Billing information is a source of truth and it’s really helpful!
Don’t lift and shift!
Greg warns against simply "lifting and shifting" legacy applications to the cloud without taking into account the benefits and specific needs of the cloud. Migrating workloads and applications can be a good first step, but the real challenge is operating them in the cloud in a scalable, cost-effective, and secure manner. To achieve this, he suggests thinking about connecting services using VPC rules, taking advantage of cloud providers' load balancing and WAFs, and reskilling the workforce to think and operate in the cloud. To reduce complexity, Greg suggests frequently deploying services, using self-learning tools like A Cloud Guru or Google Cloud Skills Boost, and practising with interactive labs to remove complexity.
GCP Security and IAM
Here Greg discussed Identity and Access Management (IAM) in Google Cloud Platform (GCP). He suggested organising resources into a hierarchy, where the organisation is at the top, followed by folders, projects, and resources. When assigning IAM permissions, it's important to minimise the permissions for the lower-level resources, to reduce the risk of something going wrong. In GCP, there are basic roles like Editor, Viewer, and Administrator, but for production workloads, it's better to use more granular roles. Using tools like Terraform, GCP Cloud Deployment Manager, or AWS Cloud Formation can improve confidence in deploying services. Greg also emphasised the importance of managing identities and access to cloud services, suggesting using G Suite, Active Directory, or OKTA to federate identities. When someone changes their role, their old permissions should be dropped, and new permissions assigned.
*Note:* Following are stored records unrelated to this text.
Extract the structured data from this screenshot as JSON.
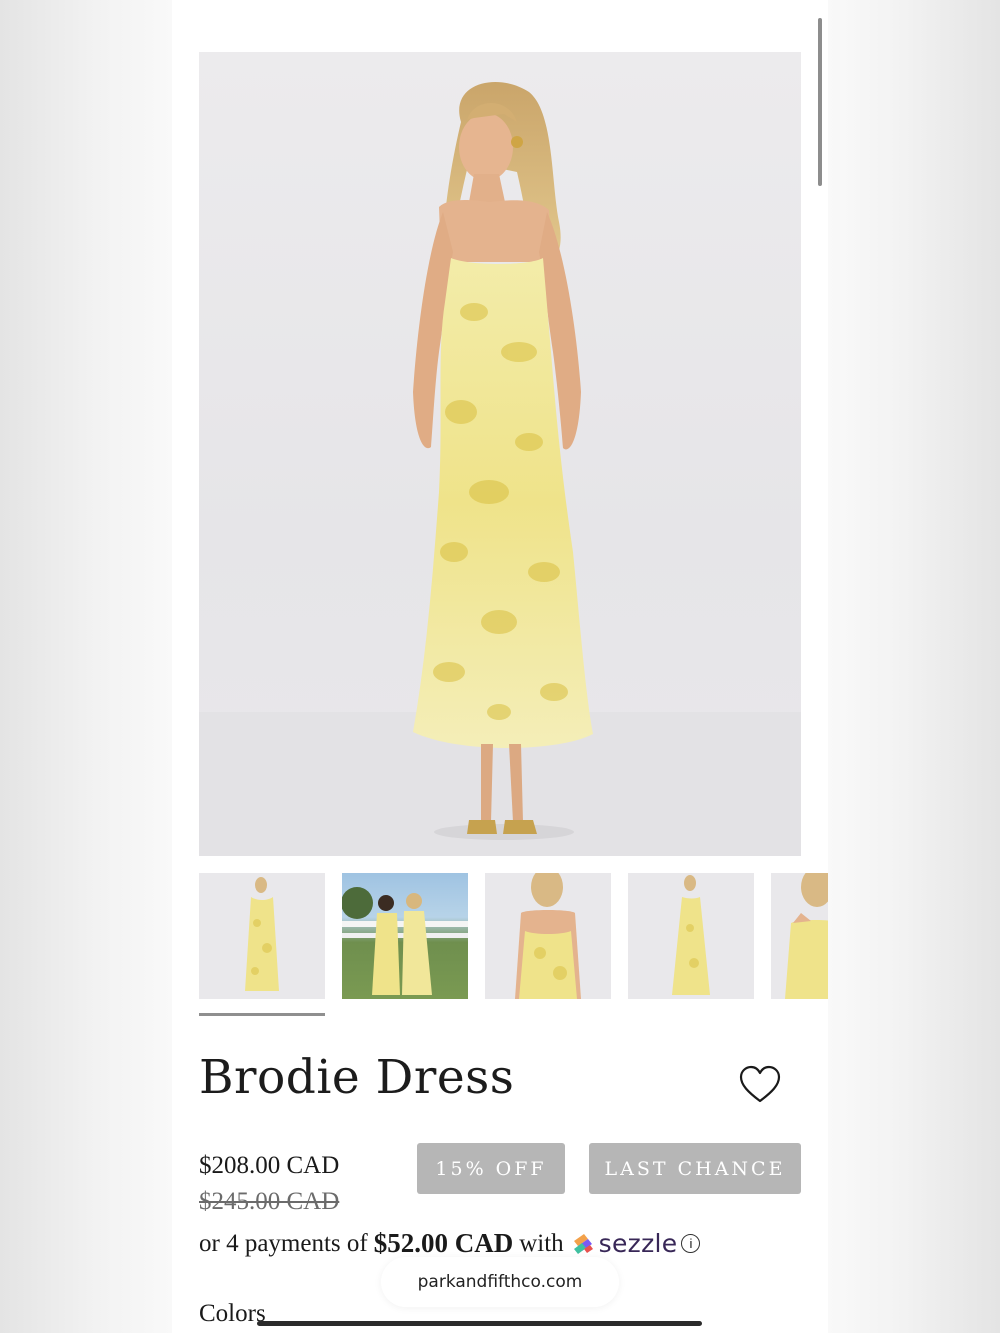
{
  "browser": {
    "url": "parkandfifthco.com"
  },
  "product": {
    "title": "Brodie Dress",
    "price": "$208.00 CAD",
    "original_price": "$245.00 CAD",
    "badges": [
      "15% OFF",
      "LAST CHANCE"
    ],
    "installments": {
      "prefix": "or 4 payments of",
      "amount": "$52.00 CAD",
      "suffix": "with",
      "provider": "sezzle"
    },
    "colors_label": "Colors"
  },
  "icons": {
    "wishlist": "heart-icon",
    "info": "info-icon",
    "provider_logo": "sezzle-logo"
  },
  "gallery": {
    "thumbnail_count": 5,
    "active_index": 0
  },
  "theme": {
    "badge_bg": "#b6b6b6",
    "dress_color": "#efe58f",
    "sezzle_purple": "#382757"
  }
}
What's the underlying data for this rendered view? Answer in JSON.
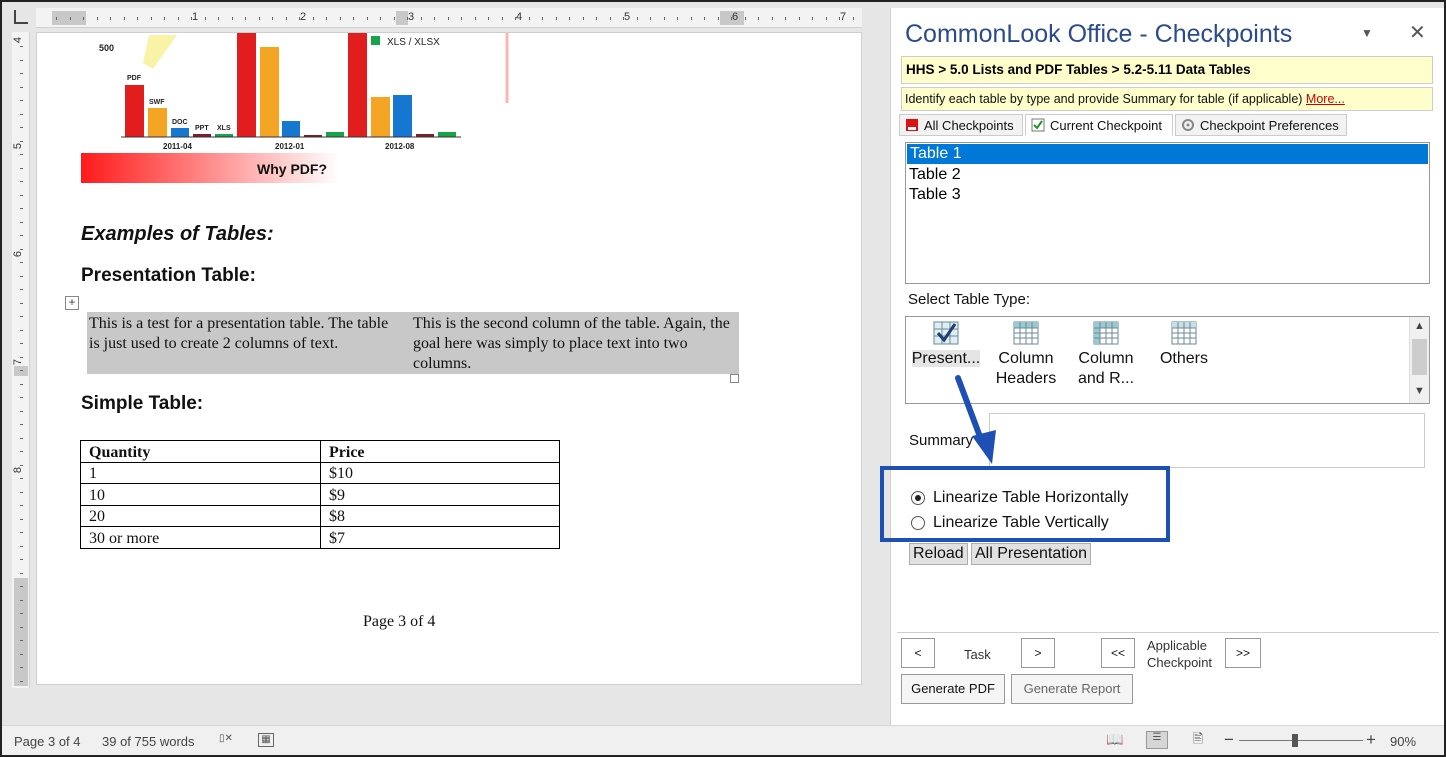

Design for scale
If you’re going to design for scale, think about how you can use private VPC’s, the data never traverses the internet, because it just stays within the cloud environment that you’re using, and use tax to help you scale for services up and down, rather than having an individual resource, use tax and labels to scale that resource up and down at a group level. You can simplify how you can find your services and logically separate out your layers.
Think about Dolphins, they’ll fight off whales and sharks by grouping together as a group to defend. If you think of this as a DDoS type scenario, they’re all working together to take over that load and make sure you can stay up and stay resilient.
To defend against attacks, you’ve got Cloud endpoints you can use that have built in WAF functionality with GCP and Security health analytics, so making use of capabilities in the ocean. If you think of all the little clown fish, or our good friend Nemo, he hides away in Sea Anemone to get protection, as the Sea Anemone is giving them the visibility and the understanding about what’s going on. We’re helping protect him from the predators, obviously applying the principle of least privilege.
Secret and builds
Greg’s talk then goes on to discuss the challenges of secrets management in cloud computing. He suggests using native tools provided by cloud providers such as AWS SSM and GCP Secrets Manager, as well as third-party tools like Hashicorp Vault. Greg also highlights the importance of authentication and access control in build pipelines and using tools like Kubernetes to manage secrets. He recommends thinking about how services are built in a scalable way and adding security controls to ensure containers are free of vulnerabilities.
I’d like to thank Greg for doing a brilliant job not only including so many different types of marine life in a talk about Cloud Security, but providing insightful and highly helpful information on the topic to everyone that came. It’s clear that after our recent CTO survey was realised, Cloud Security was a priority for lots of the CTOs in our network, so I’m sure they found this talk to be of great benefit!